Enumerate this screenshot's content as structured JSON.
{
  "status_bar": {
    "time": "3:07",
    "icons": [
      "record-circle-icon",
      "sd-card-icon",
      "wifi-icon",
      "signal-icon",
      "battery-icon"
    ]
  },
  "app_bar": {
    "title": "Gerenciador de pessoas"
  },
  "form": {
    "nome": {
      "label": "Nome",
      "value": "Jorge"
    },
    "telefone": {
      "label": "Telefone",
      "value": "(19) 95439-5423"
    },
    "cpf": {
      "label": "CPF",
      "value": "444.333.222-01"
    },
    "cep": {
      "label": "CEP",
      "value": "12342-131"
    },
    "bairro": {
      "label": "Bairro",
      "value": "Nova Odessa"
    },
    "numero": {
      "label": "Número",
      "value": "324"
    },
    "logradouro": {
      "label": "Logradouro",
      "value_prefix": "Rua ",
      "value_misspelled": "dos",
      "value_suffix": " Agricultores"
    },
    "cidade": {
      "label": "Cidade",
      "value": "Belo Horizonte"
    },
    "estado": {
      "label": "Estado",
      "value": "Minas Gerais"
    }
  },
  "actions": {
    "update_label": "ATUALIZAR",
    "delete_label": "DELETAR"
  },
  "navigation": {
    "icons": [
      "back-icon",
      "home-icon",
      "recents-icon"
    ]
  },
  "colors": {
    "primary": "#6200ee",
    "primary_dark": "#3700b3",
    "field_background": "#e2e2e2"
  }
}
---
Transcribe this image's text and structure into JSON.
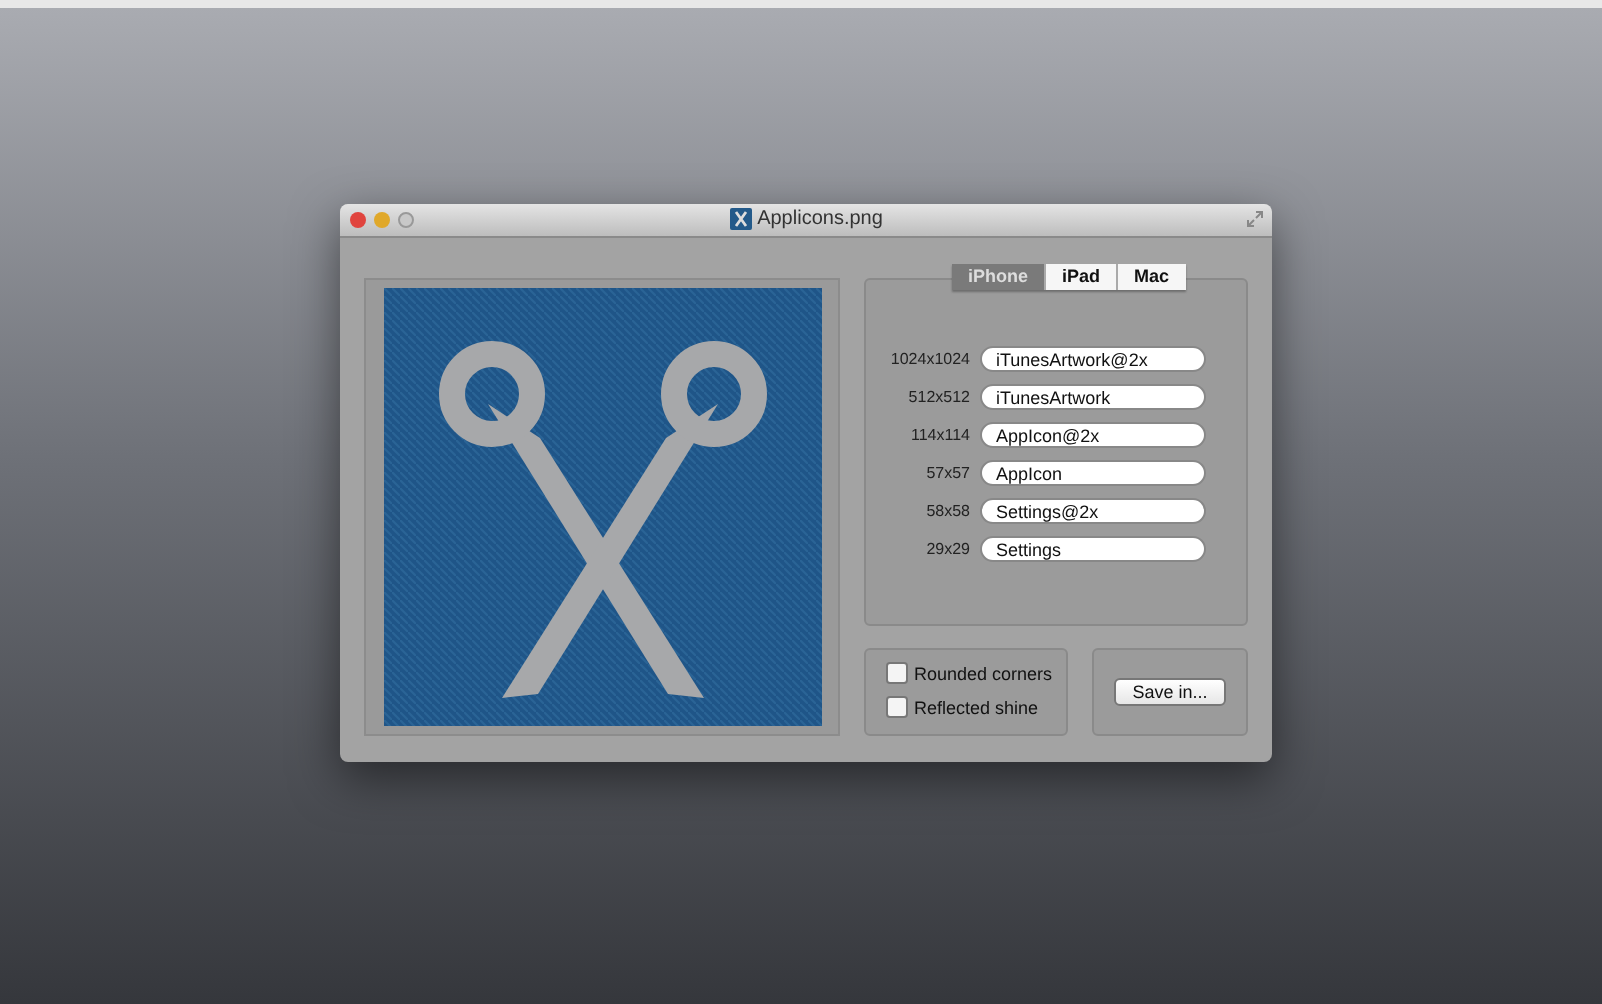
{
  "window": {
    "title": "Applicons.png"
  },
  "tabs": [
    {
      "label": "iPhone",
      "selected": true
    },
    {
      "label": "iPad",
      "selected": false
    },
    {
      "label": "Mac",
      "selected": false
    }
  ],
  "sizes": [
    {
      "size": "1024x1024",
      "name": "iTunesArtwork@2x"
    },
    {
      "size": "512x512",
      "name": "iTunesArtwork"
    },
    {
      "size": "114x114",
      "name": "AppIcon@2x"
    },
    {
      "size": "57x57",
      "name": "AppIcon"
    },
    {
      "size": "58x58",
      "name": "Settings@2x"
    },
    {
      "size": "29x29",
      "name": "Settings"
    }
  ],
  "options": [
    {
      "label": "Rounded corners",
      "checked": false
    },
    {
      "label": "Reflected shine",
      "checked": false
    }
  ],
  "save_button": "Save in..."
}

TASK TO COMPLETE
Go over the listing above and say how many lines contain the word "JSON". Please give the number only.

YOUR RESPONSE
2